Many works of historical fiction are dedicated to love. We’ve read about Mark Antony and Cleopatra, Napoleon and Josephine, and many others. In “Under the Wide and Starry Sky” (Ballantine Books, 2013), author Nancy Horan brings to life the romance between Scottish writer Robert Louis Stevenson (“Treasure Island,” 1883; “The Strange Case of Dr. Jekyll and Mr. Hyde,” 1886) and American divorcee Fanny Van de Grift Osbourne. The novel begins as Stevenson and Fanny meet in France in 1875. He’s just earned a law degree and she’s escaped her unfaithful American husband and recently buried her young son. Stevenson, ten years younger than Fannie, immediately falls in love with her and soon wins her over. Horan then describes the trials and evolution of their relationship: Fanny’s return to America, her eventual divorce and marriage to Stevenson and their extensive travels all over the globe in search of a suitable climate for adventurous, but sickly Stevenson.
“The All-Girl Filling Station’s Last Reunion” (Random House, 2013) by Fannie Flagg, moves between the present and past. Sookie Poole, a middle-aged Alabama woman, who lives in the shadow of her domineering mother, suddenly learns that she was adopted and a year older than she thought (!). Her birth mother, Fritzi, was a daughter of Polish immigrants from Wisconsin. Fritzi never went to college, but she and her sisters were courageous young women who ran a family filling station and could fly an airplane. During WWII, Fritzi joined the WASPs (Women Air force Service Pilots) and delivered military planes to the front lines.

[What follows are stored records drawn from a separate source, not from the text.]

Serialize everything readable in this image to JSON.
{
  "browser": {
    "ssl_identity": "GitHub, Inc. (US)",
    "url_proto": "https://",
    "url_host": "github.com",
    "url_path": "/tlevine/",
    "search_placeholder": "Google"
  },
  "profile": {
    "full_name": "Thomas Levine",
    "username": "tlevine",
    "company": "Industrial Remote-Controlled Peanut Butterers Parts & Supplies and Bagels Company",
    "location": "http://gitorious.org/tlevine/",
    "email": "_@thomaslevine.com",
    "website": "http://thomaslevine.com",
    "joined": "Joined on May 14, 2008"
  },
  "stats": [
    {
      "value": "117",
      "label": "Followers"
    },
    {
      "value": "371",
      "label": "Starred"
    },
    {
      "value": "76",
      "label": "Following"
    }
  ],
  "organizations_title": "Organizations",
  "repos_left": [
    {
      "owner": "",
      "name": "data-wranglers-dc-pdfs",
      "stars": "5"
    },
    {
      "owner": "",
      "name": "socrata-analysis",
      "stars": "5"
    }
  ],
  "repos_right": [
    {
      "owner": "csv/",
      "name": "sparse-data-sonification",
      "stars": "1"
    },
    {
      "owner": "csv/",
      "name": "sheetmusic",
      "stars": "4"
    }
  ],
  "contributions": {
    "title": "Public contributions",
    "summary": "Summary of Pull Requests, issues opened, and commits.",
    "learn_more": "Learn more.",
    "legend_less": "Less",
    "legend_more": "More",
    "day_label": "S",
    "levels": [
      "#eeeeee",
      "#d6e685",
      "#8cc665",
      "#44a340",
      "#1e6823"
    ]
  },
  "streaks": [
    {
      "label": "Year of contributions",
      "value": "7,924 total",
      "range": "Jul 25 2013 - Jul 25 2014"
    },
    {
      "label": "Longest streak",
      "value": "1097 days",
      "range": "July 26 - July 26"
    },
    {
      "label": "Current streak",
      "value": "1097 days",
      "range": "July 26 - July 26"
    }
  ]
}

Finding inspiration in her heritage, Sookie learns how to make her own decisions and take pride in the person she is.
And if you’d like to learn more about our state’s history, "The Missouri Immigrant Experience: Faces and Places” Photo Exhibit will be open in the library April 5-25. Come join us on April 5, 10 am – 12:30 p.m., and you’ll be treated to the stories behind the photographs, presented by Danny Gonzalez of the Missouri Historical Society and several local photographers.